Of note, Judy McGaffic’s senior will read: I, Judy McGaffic, do bequeath to any deserving girl my ability to take and pass Calculus in the midst of 21 male brain-children. Complements to Judy for staying in the program when others fell out when it got too tough..

This incident happened in our Advanced Algebra class during our sophomore year with Mr. Wann as our teacher. We were studying the Associative, Commutative and Distributive Laws of math at the time. We had one student in our 5 year math program who was one of the smartest students but who also stuttered at times. I will call him Elvis although that is not his name.

Mr. Wann asked Elvis a question about some equation and asked him what kind of operation it was. I think Distributive was the correct answer. Elvis started to answer and started his stuttering “Da, Da, Da, Da, Da”. The rest of the class knew that Elvis knew the answer and we were all with him hoping he would get it out. “Da, Da, Da, Da, Da. I don’t know how long that went on, maybe 15 to 20 seconds, but he had everybody on the edge of their seats routing for him to get his answer out. Then Elvis stopped very suddenly, and rather nonchalantly blurted out very quickly “Ah, Commutative”. The class just lost it. We were laughing so loudly that they probably heard us down in the office. We were literaly falling out of our chairs. Even, Mr. Wann totally lost it in laughter. It took quite a while to get the class back on task.

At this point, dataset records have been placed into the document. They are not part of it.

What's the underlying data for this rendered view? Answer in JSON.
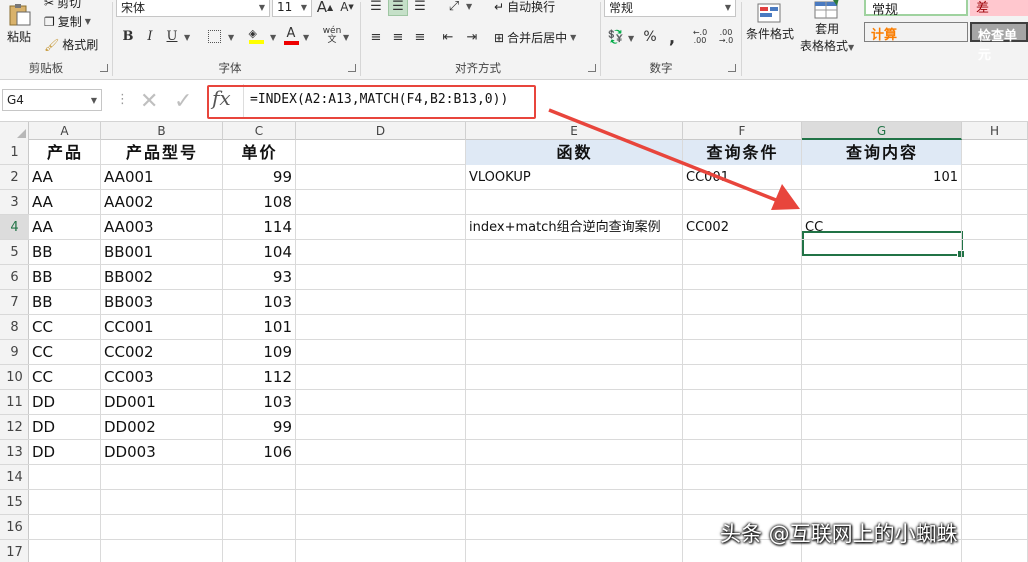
{
  "ribbon": {
    "clipboard": {
      "paste": "粘贴",
      "cut": "剪切",
      "copy": "复制",
      "format_painter": "格式刷",
      "label": "剪贴板"
    },
    "font": {
      "font_name": "宋体",
      "font_size": "11",
      "bold": "B",
      "italic": "I",
      "underline": "U",
      "grow": "A",
      "shrink": "A",
      "phonetic": "wén",
      "label": "字体"
    },
    "alignment": {
      "wrap_text": "自动换行",
      "merge_center": "合并后居中",
      "label": "对齐方式"
    },
    "number": {
      "format": "常规",
      "percent": "%",
      "comma": ",",
      "inc_decimal": "←.0 .00",
      "dec_decimal": ".00 →.0",
      "label": "数字"
    },
    "styles": {
      "conditional_formatting": "条件格式",
      "format_as_table_1": "套用",
      "format_as_table_2": "表格格式",
      "normal": "常规",
      "bad": "差",
      "calculation": "计算",
      "check_cell": "检查单元"
    }
  },
  "formula_bar": {
    "name_box": "G4",
    "cancel_glyph": "✕",
    "enter_glyph": "✓",
    "fx_label": "fx",
    "formula": "=INDEX(A2:A13,MATCH(F4,B2:B13,0))"
  },
  "colors": {
    "accent": "#217346",
    "highlight": "#e8453c",
    "header_fill": "#dfe9f5"
  },
  "columns": [
    "A",
    "B",
    "C",
    "D",
    "E",
    "F",
    "G",
    "H"
  ],
  "rows": [
    "1",
    "2",
    "3",
    "4",
    "5",
    "6",
    "7",
    "8",
    "9",
    "10",
    "11",
    "12",
    "13",
    "14",
    "15",
    "16",
    "17"
  ],
  "active_column": "G",
  "active_row": "4",
  "table_left": {
    "headers": [
      "产品",
      "产品型号",
      "单价"
    ],
    "data": [
      [
        "AA",
        "AA001",
        "99"
      ],
      [
        "AA",
        "AA002",
        "108"
      ],
      [
        "AA",
        "AA003",
        "114"
      ],
      [
        "BB",
        "BB001",
        "104"
      ],
      [
        "BB",
        "BB002",
        "93"
      ],
      [
        "BB",
        "BB003",
        "103"
      ],
      [
        "CC",
        "CC001",
        "101"
      ],
      [
        "CC",
        "CC002",
        "109"
      ],
      [
        "CC",
        "CC003",
        "112"
      ],
      [
        "DD",
        "DD001",
        "103"
      ],
      [
        "DD",
        "DD002",
        "99"
      ],
      [
        "DD",
        "DD003",
        "106"
      ]
    ]
  },
  "table_right": {
    "headers": [
      "函数",
      "查询条件",
      "查询内容"
    ],
    "rows": [
      [
        "VLOOKUP",
        "CC001",
        "101"
      ],
      [
        "",
        "",
        ""
      ],
      [
        "index+match组合逆向查询案例",
        "CC002",
        "CC"
      ]
    ]
  },
  "watermark": "头条 @互联网上的小蜘蛛"
}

The funniest incident that I remember from my time at Madison Heights.

Best wishes to Elvis wherever he may be.

David Vern Addington
Class of 1966

MHHS Class of 1997

MHHS Class of 1997, please leave you comments here.

MHHS Class of 1996

MHHS Class of 1996, please leave you comments here.